For those reading this, you might think that I hate my current career plan. That just isn’t the case, folks. Instead, I am a realist. I know everyone has to do what they in the Navy call a shit detail, in order to get anywhere. That means you have to put on your muckers (i.e., knee-high boots) on and start shoveling the shit and mud. Eventually, ever so slowly, you find yourself in a position where you can support yourself and your passions — and hopefully the stable is clean by then.

I am reminded of a recent interview with Andy Weir, the writer of The Martian, who said, and I am paraphrasing liberally here, folks, that he never put himself in financial danger by pursuing his passion for writing. Like most of us, he took on the shit details, wrote on the side, and decided he wasn’t going to give in. He’s a successful writer now, but things weren’t always so certain for him.

Writers, myself included, need a dose of reality. We have to work in order to support ourselves — that is, have food, shelter, a social life, a vehicle or money for public transport, etc. Writing only supports a small percentage of writers, and this has always been the case. In fact, in a thesis course I am currently taking for my MFA, we were talking about supporting our writing, using an article by Kameron Hurley as the conversation starter. The article is depressing as hell, but it’s definitely something we all need to see. We need to know that the grass isn’t always greener on the other side, and, more importantly, that writing is a zero-sum game, with shrinking real estate and sinking profit margins. Yes, we read more now than we ever have, but there is just so much more noise out there, that it is harder to get noticed, even if you are a good writer.

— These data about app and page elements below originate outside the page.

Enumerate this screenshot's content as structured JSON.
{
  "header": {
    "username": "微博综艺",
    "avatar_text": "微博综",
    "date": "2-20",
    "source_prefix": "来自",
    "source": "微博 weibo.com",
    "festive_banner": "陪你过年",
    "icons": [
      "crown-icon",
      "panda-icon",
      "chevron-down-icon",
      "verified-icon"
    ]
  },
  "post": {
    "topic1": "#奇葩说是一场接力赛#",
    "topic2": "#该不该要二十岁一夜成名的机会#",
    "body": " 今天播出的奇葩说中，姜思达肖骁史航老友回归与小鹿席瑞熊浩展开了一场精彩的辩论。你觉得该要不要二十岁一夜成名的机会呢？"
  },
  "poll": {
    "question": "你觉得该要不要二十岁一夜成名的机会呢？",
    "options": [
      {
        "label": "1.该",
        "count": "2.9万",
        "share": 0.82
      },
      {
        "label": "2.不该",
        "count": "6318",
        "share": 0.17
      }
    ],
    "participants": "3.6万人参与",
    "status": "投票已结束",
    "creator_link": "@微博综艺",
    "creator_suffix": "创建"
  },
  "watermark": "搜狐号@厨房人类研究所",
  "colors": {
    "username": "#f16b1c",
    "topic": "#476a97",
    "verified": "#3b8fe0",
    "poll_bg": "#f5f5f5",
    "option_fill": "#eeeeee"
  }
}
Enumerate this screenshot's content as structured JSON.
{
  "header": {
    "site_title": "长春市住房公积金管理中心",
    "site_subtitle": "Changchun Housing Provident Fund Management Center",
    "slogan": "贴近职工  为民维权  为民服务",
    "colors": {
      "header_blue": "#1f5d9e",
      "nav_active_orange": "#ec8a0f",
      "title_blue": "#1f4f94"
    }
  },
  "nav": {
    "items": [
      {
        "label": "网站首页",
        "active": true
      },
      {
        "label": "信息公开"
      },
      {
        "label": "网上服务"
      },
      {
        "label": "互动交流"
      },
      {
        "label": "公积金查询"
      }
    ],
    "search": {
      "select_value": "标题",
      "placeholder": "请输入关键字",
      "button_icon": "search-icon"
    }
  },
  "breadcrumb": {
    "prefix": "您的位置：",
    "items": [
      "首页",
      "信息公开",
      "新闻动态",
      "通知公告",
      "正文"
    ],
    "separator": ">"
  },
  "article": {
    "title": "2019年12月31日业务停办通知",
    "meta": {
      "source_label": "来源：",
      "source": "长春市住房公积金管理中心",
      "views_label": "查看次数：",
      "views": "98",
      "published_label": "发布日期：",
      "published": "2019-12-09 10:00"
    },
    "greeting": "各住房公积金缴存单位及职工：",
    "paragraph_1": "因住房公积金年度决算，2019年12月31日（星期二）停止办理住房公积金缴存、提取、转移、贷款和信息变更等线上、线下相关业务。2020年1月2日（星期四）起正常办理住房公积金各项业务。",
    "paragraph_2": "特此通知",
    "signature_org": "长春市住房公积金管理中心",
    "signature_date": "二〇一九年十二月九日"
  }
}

Teaching, despite all of the shit-talking above, really does afford individuals a great deal of autonomy over their free time, if they are smart and budget their time according to personal and professional needs. I utilize office hours as grading time. This accounts for about ten to twelve hours per week, depending on the week. The time I have repurposed allows me to go home and relax. Moreover, it allows me to go home and write. Writing time is precious to me, and I try to allot at least six to twelve hours per week to writing, on a good week. I also like to use free time to spend quality time with my dog and my wife. Both of these lovelies don’t see me much, so I have to spend time with them. This usually takes up about an hour to two hours per night, which isn’t all that bad. If I don’t get to spend that much time with them, I usually carve out time during the weekends. Weekends are a great way to make up for lost writing time as well. Overall, flexibility is key here, and, I think, having control over the flexibility of one’s hours allows you to, again, have agency when it comes to pursuing your writing passions.

What’s my final piece of advice? Don’t quit your day job. It may allow you to have a better writing schedule and more free time once you’ve gotten a hold of the ropes. Moreover, the day job will likely impress future employers, who look at your C.V. or resume, when you are applying to the dream job. Writing is a passion, a calling, don’t let anything get in your way. However, don’t face starvation, homelessness, and the like in order to realize your dreams of being a writer. Instead, go out and get a job that provides you with enough fodder to sustain your writing well into the future.